One of the ways one studies the Galois group $G_\mathbf{Q}=\mathrm{Gal}(\overline{\mathbf{Q}}/\mathbf{Q})$, as with any group, is by studying continuous representations $\rho:G_\mathbf{Q}\rightarrow\mathrm{GL}_n(F)$ where $F$ is some topological field (or even a topological ring). This is a Galois representation.

One especially interesting $F$ is $\overline{\mathbf{Q}}_p$, the algebraic closure of the field of $p$-adic numbers (the image of a continuous representation of $G_\mathbf{Q}$ with values in $\mathrm{GL}_n(\overline{\mathbf{Q}}_p)$ actually lands in $\mathrm{GL}_n(E)$ for a finite extension $E$ of $\mathbf{Q}_p$ inside the algebraic closure, so it is equivalent to study representations over such finite extensions). It is especially interesting because the topology of $\mathrm{GL}_n(\overline{\mathbf{Q}}_p)$ is fairly compatible with the profinite group $G_\mathbf{Q}$, whereas, when $F=\mathbf{C}$, a Galois representation into $\mathrm{GL}_n(\mathbf{C})$ must have finite image for topological reasons. These are called $p$-adic Galois representations. Examples of such representations arise from algebraic geometry in the following way: if $X$ is a proper smooth scheme over $\mathbf{Q}$, then the $p$-adic etale cohomology $H^d_{\mathrm{et}}(X_{\overline{\mathbf{Q}}},\overline{\mathbf{Q}}_p)$ is a finite-dimensional $\overline{\mathbf{Q}}_p$-vector space with a continuous action of $G_\mathbf{Q}$. An irreducible Galois representation is said to come from algebraic geometry if it is isomorphic to an irreducible subquotient of (a Tate twist of) some such etale cohomology group. Examples of Galois representations which come from algebraic geometry are the $p$-adic representations attached by Eichler-Shimura and Deligne to classical cuspidal newforms of weight $k\geq 2$.

There is a famous conjecture (the Fontaine-Mazur conjecture) which asserts that an irreducible $p$-adic Galois representation which is "geometric" comes from algebraic geometry in the sense above. The notion of a geometric $p$-adic Galois representation is technical, but roughly speaking it means a $p$-adic Galois representation that looks like it comes from algebraic geometry (I guess, although to be honest I don't have much intuition for the de Rham property which is one of the conditions in the definition of the term "geometric," and there are others on this site who could explain this a lot better than I can). It is known that Galois representations which come from algebraic geometry are geometric, and many cases of the converse have been proved for $\mathrm{GL}_2$ over $\mathbf{Q}$ and over some totally real fields (I think). This is still a huge area of active research in number theory.

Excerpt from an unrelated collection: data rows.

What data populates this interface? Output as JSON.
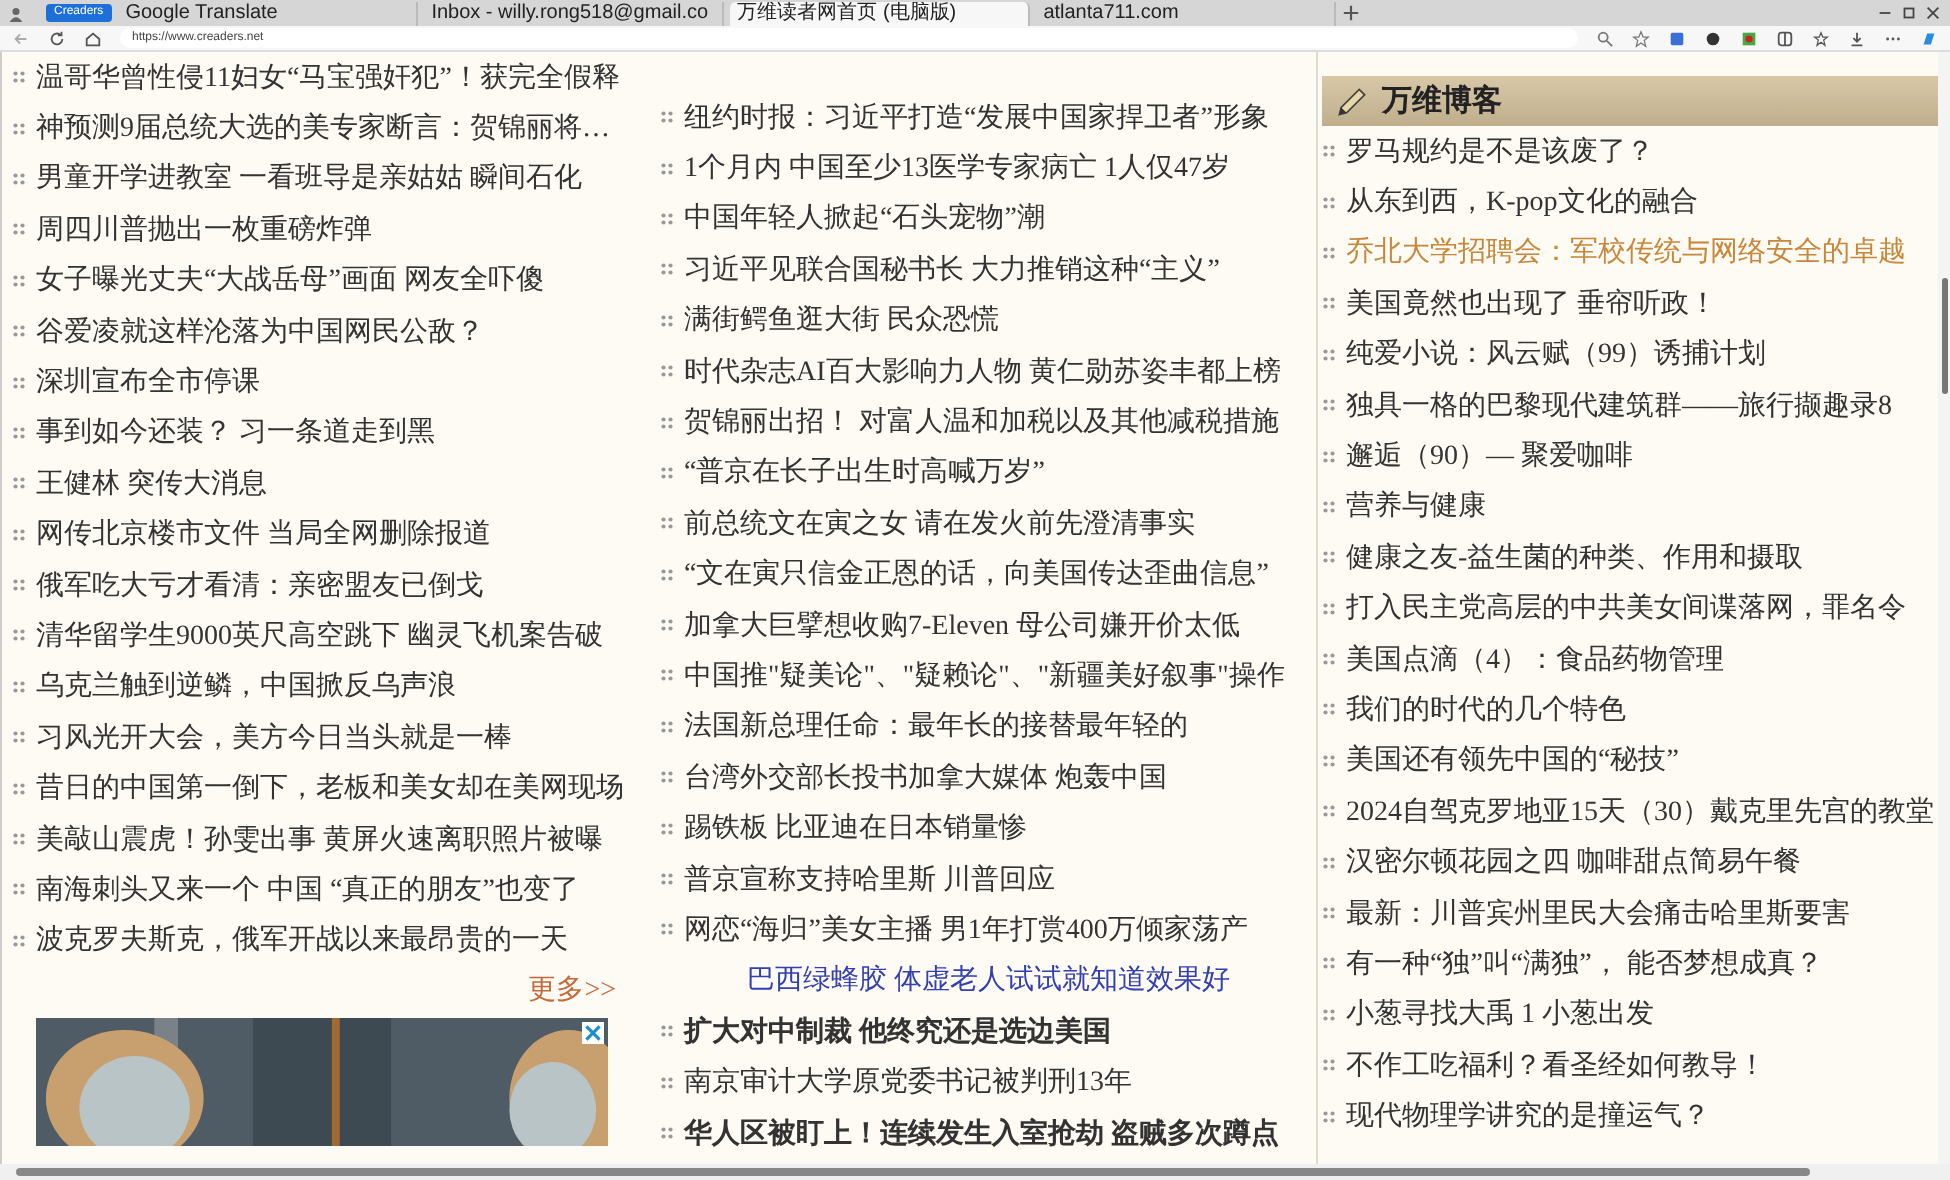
{
  "browser": {
    "tabs": [
      {
        "kind": "pinned",
        "label": "Creaders",
        "selected": false
      },
      {
        "kind": "tab",
        "label": "Google Translate",
        "selected": false
      },
      {
        "kind": "tab",
        "label": "Inbox - willy.rong518@gmail.co",
        "selected": false
      },
      {
        "kind": "tab",
        "label": "万维读者网首页 (电脑版)",
        "selected": true
      },
      {
        "kind": "tab",
        "label": "atlanta711.com",
        "selected": false
      }
    ],
    "url": "https://www.creaders.net"
  },
  "left_column": {
    "items": [
      "温哥华曾性侵11妇女“马宝强奸犯”！获完全假释",
      "神预测9届总统大选的美专家断言：贺锦丽将…",
      "男童开学进教室 一看班导是亲姑姑 瞬间石化",
      "周四川普抛出一枚重磅炸弹",
      "女子曝光丈夫“大战岳母”画面 网友全吓傻",
      "谷爱凌就这样沦落为中国网民公敌？",
      "深圳宣布全市停课",
      "事到如今还装？ 习一条道走到黑",
      "王健林 突传大消息",
      "网传北京楼市文件 当局全网删除报道",
      "俄军吃大亏才看清：亲密盟友已倒戈",
      "清华留学生9000英尺高空跳下 幽灵飞机案告破",
      "乌克兰触到逆鳞，中国掀反乌声浪",
      "习风光开大会，美方今日当头就是一棒",
      "昔日的中国第一倒下，老板和美女却在美网现场",
      "美敲山震虎！孙雯出事 黄屏火速离职照片被曝",
      "南海刺头又来一个 中国 “真正的朋友”也变了",
      "波克罗夫斯克，俄军开战以来最昂贵的一天"
    ],
    "more": "更多>>"
  },
  "middle_column": {
    "items": [
      {
        "kind": "news",
        "text": "纽约时报：习近平打造“发展中国家捍卫者”形象",
        "bold": false
      },
      {
        "kind": "news",
        "text": "1个月内 中国至少13医学专家病亡 1人仅47岁",
        "bold": false
      },
      {
        "kind": "news",
        "text": "中国年轻人掀起“石头宠物”潮",
        "bold": false
      },
      {
        "kind": "news",
        "text": "习近平见联合国秘书长 大力推销这种“主义”",
        "bold": false
      },
      {
        "kind": "news",
        "text": "满街鳄鱼逛大街 民众恐慌",
        "bold": false
      },
      {
        "kind": "news",
        "text": "时代杂志AI百大影响力人物 黄仁勋苏姿丰都上榜",
        "bold": false
      },
      {
        "kind": "news",
        "text": "贺锦丽出招！ 对富人温和加税以及其他减税措施",
        "bold": false
      },
      {
        "kind": "news",
        "text": "“普京在长子出生时高喊万岁”",
        "bold": false
      },
      {
        "kind": "news",
        "text": "前总统文在寅之女 请在发火前先澄清事实",
        "bold": false
      },
      {
        "kind": "news",
        "text": "“文在寅只信金正恩的话，向美国传达歪曲信息”",
        "bold": false
      },
      {
        "kind": "news",
        "text": "加拿大巨擘想收购7-Eleven 母公司嫌开价太低",
        "bold": false
      },
      {
        "kind": "news",
        "text": "中国推\"疑美论\"、\"疑赖论\"、\"新疆美好叙事\"操作",
        "bold": false
      },
      {
        "kind": "news",
        "text": "法国新总理任命：最年长的接替最年轻的",
        "bold": false
      },
      {
        "kind": "news",
        "text": "台湾外交部长投书加拿大媒体 炮轰中国",
        "bold": false
      },
      {
        "kind": "news",
        "text": "踢铁板 比亚迪在日本销量惨",
        "bold": false
      },
      {
        "kind": "news",
        "text": "普京宣称支持哈里斯 川普回应",
        "bold": false
      },
      {
        "kind": "news",
        "text": "网恋“海归”美女主播 男1年打赏400万倾家荡产",
        "bold": false
      },
      {
        "kind": "ad",
        "text": "巴西绿蜂胶 体虚老人试试就知道效果好",
        "bold": false
      },
      {
        "kind": "news",
        "text": "扩大对中制裁 他终究还是选边美国",
        "bold": true
      },
      {
        "kind": "news",
        "text": "南京审计大学原党委书记被判刑13年",
        "bold": false
      },
      {
        "kind": "news",
        "text": "华人区被盯上！连续发生入室抢劫 盗贼多次蹲点",
        "bold": true
      }
    ]
  },
  "right_column": {
    "title": "万维博客",
    "items": [
      {
        "text": "罗马规约是不是该废了？",
        "highlighted": false
      },
      {
        "text": "从东到西，K-pop文化的融合",
        "highlighted": false
      },
      {
        "text": "乔北大学招聘会：军校传统与网络安全的卓越",
        "highlighted": true
      },
      {
        "text": "美国竟然也出现了 垂帘听政！",
        "highlighted": false
      },
      {
        "text": "纯爱小说：风云赋（99）诱捕计划",
        "highlighted": false
      },
      {
        "text": "独具一格的巴黎现代建筑群——旅行撷趣录8",
        "highlighted": false
      },
      {
        "text": "邂逅（90）— 聚爱咖啡",
        "highlighted": false
      },
      {
        "text": "营养与健康",
        "highlighted": false
      },
      {
        "text": "健康之友-益生菌的种类、作用和摄取",
        "highlighted": false
      },
      {
        "text": "打入民主党高层的中共美女间谍落网，罪名令",
        "highlighted": false
      },
      {
        "text": "美国点滴（4）：食品药物管理",
        "highlighted": false
      },
      {
        "text": "我们的时代的几个特色",
        "highlighted": false
      },
      {
        "text": "美国还有领先中国的“秘技”",
        "highlighted": false
      },
      {
        "text": "2024自驾克罗地亚15天（30）戴克里先宫的教堂",
        "highlighted": false
      },
      {
        "text": "汉密尔顿花园之四 咖啡甜点简易午餐",
        "highlighted": false
      },
      {
        "text": "最新：川普宾州里民大会痛击哈里斯要害",
        "highlighted": false
      },
      {
        "text": "有一种“独”叫“满独”， 能否梦想成真？",
        "highlighted": false
      },
      {
        "text": "小葱寻找大禹 1 小葱出发",
        "highlighted": false
      },
      {
        "text": "不作工吃福利？看圣经如何教导！",
        "highlighted": false
      },
      {
        "text": "现代物理学讲究的是撞运气？",
        "highlighted": false
      }
    ]
  }
}
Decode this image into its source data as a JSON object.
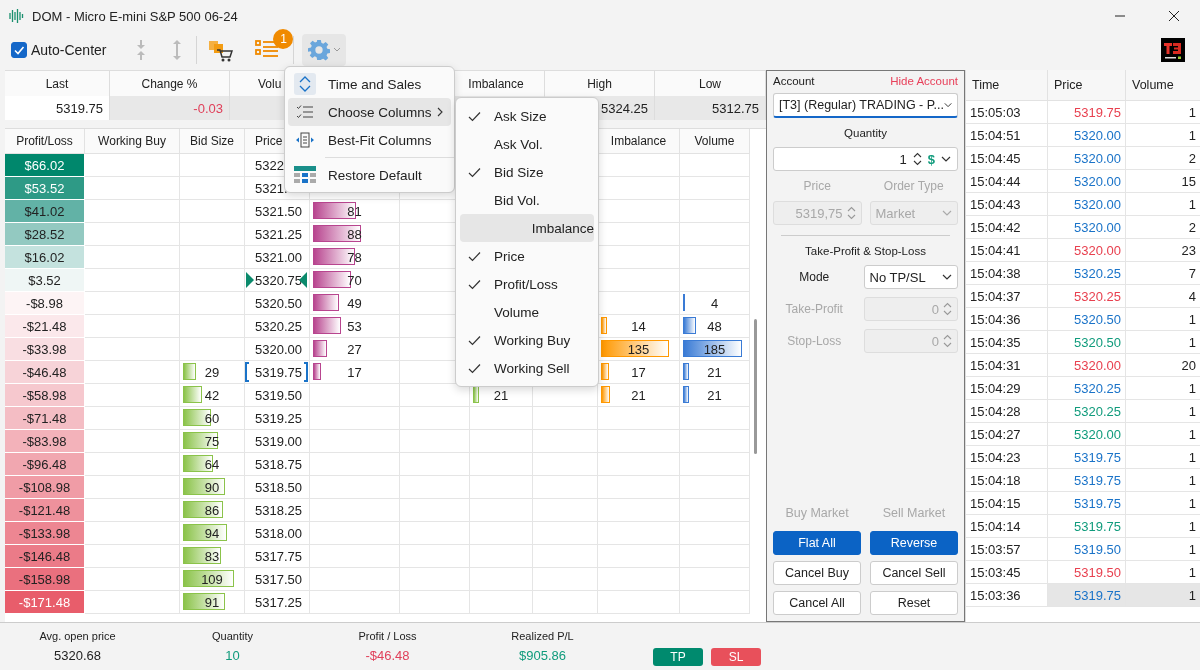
{
  "window": {
    "title": "DOM - Micro E-mini S&P 500 06-24"
  },
  "toolbar": {
    "auto_center": {
      "label": "Auto-Center",
      "checked": true
    },
    "badge": "1"
  },
  "stats": [
    {
      "label": "Last",
      "value": "5319.75",
      "color": "#222222"
    },
    {
      "label": "Change %",
      "value": "-0.03",
      "color": "#e0405a"
    },
    {
      "label": "Volu"
    },
    {
      "label": "Imbalance"
    },
    {
      "label": "High",
      "value": "5324.25",
      "color": "#222222"
    },
    {
      "label": "Low",
      "value": "5312.75",
      "color": "#222222"
    }
  ],
  "grid": {
    "columns_left": [
      "Profit/Loss",
      "Working Buy",
      "Bid Size",
      "Price"
    ],
    "columns_right": [
      "Imbalance",
      "Volume"
    ],
    "rows": [
      {
        "kind": "plain",
        "pl": "$66.02",
        "color": "#00876c",
        "price": "5322"
      },
      {
        "kind": "plain",
        "pl": "$53.52",
        "color": "#2e9a86",
        "price": "5321."
      },
      {
        "kind": "plain",
        "pl": "$41.02",
        "color": "#62b2a6",
        "price": "5321.50",
        "ask": {
          "value": "81",
          "level": 0.52
        }
      },
      {
        "kind": "plain",
        "pl": "$28.52",
        "color": "#93c9c1",
        "price": "5321.25",
        "ask": {
          "value": "88",
          "level": 0.58
        }
      },
      {
        "kind": "plain",
        "pl": "$16.02",
        "color": "#c4e2de",
        "price": "5321.00",
        "ask": {
          "value": "78",
          "level": 0.51
        }
      },
      {
        "kind": "last",
        "pl": "$3.52",
        "color": "#eff6f5",
        "price": "5320.75",
        "ask": {
          "value": "70",
          "level": 0.46
        }
      },
      {
        "kind": "plain",
        "pl": "-$8.98",
        "color": "#fdf4f5",
        "price": "5320.50",
        "ask": {
          "value": "49",
          "level": 0.31
        },
        "volume": {
          "value": "4",
          "level": 0.02
        }
      },
      {
        "kind": "plain",
        "pl": "-$21.48",
        "color": "#fbe8eb",
        "price": "5320.25",
        "ask": {
          "value": "53",
          "level": 0.34
        },
        "imbalance": {
          "value": "14",
          "level": 0.08
        },
        "volume": {
          "value": "48",
          "level": 0.21
        }
      },
      {
        "kind": "plain",
        "pl": "-$33.98",
        "color": "#f9dee2",
        "price": "5320.00",
        "ask": {
          "value": "27",
          "level": 0.17
        },
        "imbalance": {
          "value": "135",
          "level": 0.91
        },
        "volume": {
          "value": "185",
          "level": 0.93
        }
      },
      {
        "kind": "current",
        "pl": "-$46.48",
        "color": "#f7d3d8",
        "price": "5319.75",
        "bid": {
          "value": "29",
          "level": 0.23
        },
        "ask": {
          "value": "17",
          "level": 0.1
        },
        "imbalance": {
          "value": "17",
          "level": 0.1
        },
        "volume": {
          "value": "21",
          "level": 0.09
        }
      },
      {
        "kind": "plain",
        "pl": "-$58.98",
        "color": "#f6c8ce",
        "price": "5319.50",
        "bid": {
          "value": "42",
          "level": 0.33
        },
        "c7": {
          "value": "21",
          "level": 0.1
        },
        "imbalance": {
          "value": "21",
          "level": 0.12
        },
        "volume": {
          "value": "21",
          "level": 0.09
        }
      },
      {
        "kind": "plain",
        "pl": "-$71.48",
        "color": "#f4bdc4",
        "price": "5319.25",
        "bid": {
          "value": "60",
          "level": 0.48
        }
      },
      {
        "kind": "plain",
        "pl": "-$83.98",
        "color": "#f3b2ba",
        "price": "5319.00",
        "bid": {
          "value": "75",
          "level": 0.6
        }
      },
      {
        "kind": "plain",
        "pl": "-$96.48",
        "color": "#f1a7b0",
        "price": "5318.75",
        "bid": {
          "value": "64",
          "level": 0.52
        }
      },
      {
        "kind": "plain",
        "pl": "-$108.98",
        "color": "#f09ca6",
        "price": "5318.50",
        "bid": {
          "value": "90",
          "level": 0.72
        }
      },
      {
        "kind": "plain",
        "pl": "-$121.48",
        "color": "#ee919c",
        "price": "5318.25",
        "bid": {
          "value": "86",
          "level": 0.69
        }
      },
      {
        "kind": "plain",
        "pl": "-$133.98",
        "color": "#ed8692",
        "price": "5318.00",
        "bid": {
          "value": "94",
          "level": 0.75
        }
      },
      {
        "kind": "plain",
        "pl": "-$146.48",
        "color": "#eb7b88",
        "price": "5317.75",
        "bid": {
          "value": "83",
          "level": 0.66
        }
      },
      {
        "kind": "plain",
        "pl": "-$158.98",
        "color": "#ea707e",
        "price": "5317.50",
        "bid": {
          "value": "109",
          "level": 0.88
        }
      },
      {
        "kind": "plain",
        "pl": "-$171.48",
        "color": "#e85d6b",
        "price": "5317.25",
        "bid": {
          "value": "91",
          "level": 0.72
        }
      }
    ]
  },
  "menu": {
    "items": [
      {
        "label": "Time and Sales",
        "kind": "time-sales",
        "selected": false,
        "submenu": false,
        "separator_before": false
      },
      {
        "label": "Choose Columns",
        "kind": "columns",
        "selected": true,
        "submenu": true,
        "separator_before": false
      },
      {
        "label": "Best-Fit Columns",
        "kind": "fit",
        "selected": false,
        "submenu": false,
        "separator_before": false
      },
      {
        "label": "Restore Default",
        "kind": "restore",
        "selected": false,
        "submenu": false,
        "separator_before": true
      }
    ],
    "submenu": [
      {
        "label": "Ask Size",
        "checked": true,
        "selected": false
      },
      {
        "label": "Ask Vol.",
        "checked": false,
        "selected": false
      },
      {
        "label": "Bid Size",
        "checked": true,
        "selected": false
      },
      {
        "label": "Bid Vol.",
        "checked": false,
        "selected": false
      },
      {
        "label": "Imbalance",
        "checked": false,
        "selected": true
      },
      {
        "label": "Price",
        "checked": true,
        "selected": false
      },
      {
        "label": "Profit/Loss",
        "checked": true,
        "selected": false
      },
      {
        "label": "Volume",
        "checked": false,
        "selected": false
      },
      {
        "label": "Working Buy",
        "checked": true,
        "selected": false
      },
      {
        "label": "Working Sell",
        "checked": true,
        "selected": false
      }
    ]
  },
  "order_panel": {
    "account_label": "Account",
    "hide_account": "Hide Account",
    "account": "[T3] (Regular) TRADING - P...",
    "quantity_label": "Quantity",
    "quantity": "1",
    "currency": "$",
    "price": {
      "label": "Price",
      "value": "5319,75",
      "disabled": true
    },
    "order_type": {
      "label": "Order Type",
      "value": "Market",
      "disabled": true
    },
    "tpsl_title": "Take-Profit & Stop-Loss",
    "mode": {
      "label": "Mode",
      "value": "No TP/SL",
      "disabled": false
    },
    "take_profit": {
      "label": "Take-Profit",
      "value": "0",
      "disabled": true
    },
    "stop_loss": {
      "label": "Stop-Loss",
      "value": "0",
      "disabled": true
    },
    "buttons": [
      {
        "label": "Buy Market",
        "disabled": true,
        "primary": false
      },
      {
        "label": "Sell Market",
        "disabled": true,
        "primary": false
      },
      {
        "label": "Flat All",
        "disabled": false,
        "primary": true
      },
      {
        "label": "Reverse",
        "disabled": false,
        "primary": true
      },
      {
        "label": "Cancel Buy",
        "disabled": false,
        "primary": false
      },
      {
        "label": "Cancel Sell",
        "disabled": false,
        "primary": false
      },
      {
        "label": "Cancel All",
        "disabled": false,
        "primary": false
      },
      {
        "label": "Reset",
        "disabled": false,
        "primary": false
      }
    ]
  },
  "time_sales": {
    "columns": [
      "Time",
      "Price",
      "Volume"
    ],
    "rows": [
      {
        "time": "15:05:03",
        "price": "5319.75",
        "volume": "1",
        "color": "#e8404f",
        "selected": false
      },
      {
        "time": "15:04:51",
        "price": "5320.00",
        "volume": "1",
        "color": "#1a73c8",
        "selected": false
      },
      {
        "time": "15:04:45",
        "price": "5320.00",
        "volume": "2",
        "color": "#1a73c8",
        "selected": false
      },
      {
        "time": "15:04:44",
        "price": "5320.00",
        "volume": "15",
        "color": "#1a73c8",
        "selected": false
      },
      {
        "time": "15:04:43",
        "price": "5320.00",
        "volume": "1",
        "color": "#1a73c8",
        "selected": false
      },
      {
        "time": "15:04:42",
        "price": "5320.00",
        "volume": "2",
        "color": "#1a73c8",
        "selected": false
      },
      {
        "time": "15:04:41",
        "price": "5320.00",
        "volume": "23",
        "color": "#e8404f",
        "selected": false
      },
      {
        "time": "15:04:38",
        "price": "5320.25",
        "volume": "7",
        "color": "#1a73c8",
        "selected": false
      },
      {
        "time": "15:04:37",
        "price": "5320.25",
        "volume": "4",
        "color": "#e8404f",
        "selected": false
      },
      {
        "time": "15:04:36",
        "price": "5320.50",
        "volume": "1",
        "color": "#1a73c8",
        "selected": false
      },
      {
        "time": "15:04:35",
        "price": "5320.50",
        "volume": "1",
        "color": "#109b7c",
        "selected": false
      },
      {
        "time": "15:04:31",
        "price": "5320.00",
        "volume": "20",
        "color": "#e8404f",
        "selected": false
      },
      {
        "time": "15:04:29",
        "price": "5320.25",
        "volume": "1",
        "color": "#1a73c8",
        "selected": false
      },
      {
        "time": "15:04:28",
        "price": "5320.25",
        "volume": "1",
        "color": "#109b7c",
        "selected": false
      },
      {
        "time": "15:04:27",
        "price": "5320.00",
        "volume": "1",
        "color": "#109b7c",
        "selected": false
      },
      {
        "time": "15:04:23",
        "price": "5319.75",
        "volume": "1",
        "color": "#1a73c8",
        "selected": false
      },
      {
        "time": "15:04:18",
        "price": "5319.75",
        "volume": "1",
        "color": "#1a73c8",
        "selected": false
      },
      {
        "time": "15:04:15",
        "price": "5319.75",
        "volume": "1",
        "color": "#1a73c8",
        "selected": false
      },
      {
        "time": "15:04:14",
        "price": "5319.75",
        "volume": "1",
        "color": "#109b7c",
        "selected": false
      },
      {
        "time": "15:03:57",
        "price": "5319.50",
        "volume": "1",
        "color": "#1a73c8",
        "selected": false
      },
      {
        "time": "15:03:45",
        "price": "5319.50",
        "volume": "1",
        "color": "#e8404f",
        "selected": false
      },
      {
        "time": "15:03:36",
        "price": "5319.75",
        "volume": "1",
        "color": "#1a73c8",
        "selected": true
      }
    ]
  },
  "summary": [
    {
      "label": "Avg. open price",
      "value": "5320.68",
      "color": "#222222"
    },
    {
      "label": "Quantity",
      "value": "10",
      "color": "#109b7c"
    },
    {
      "label": "Profit / Loss",
      "value": "-$46.48",
      "color": "#e0405a"
    },
    {
      "label": "Realized P/L",
      "value": "$905.86",
      "color": "#109b7c"
    }
  ],
  "tp_sl": [
    {
      "label": "TP",
      "color": "#008a6e"
    },
    {
      "label": "SL",
      "color": "#e8505b"
    }
  ]
}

• Upon rereading the question I realized that I misinterpreted it. I'll leave this answer for now but if people think it should be deleted then I will do so. – Keenan Kidwell Apr 5 '13 at 18:44
• Nooo, don't delete it, it is quite interesting and definitely answers (one interpretation of) the question. – Martin Brandenburg Apr 5 '13 at 18:50
• Thank you! it is very interesting! Actually, I dont realy understand why this doesnt answer my question. – edo arad Apr 6 '13 at 11:38
• A beautiful answer. – Piotr Pstrągowski Oct 5 '13 at 1:00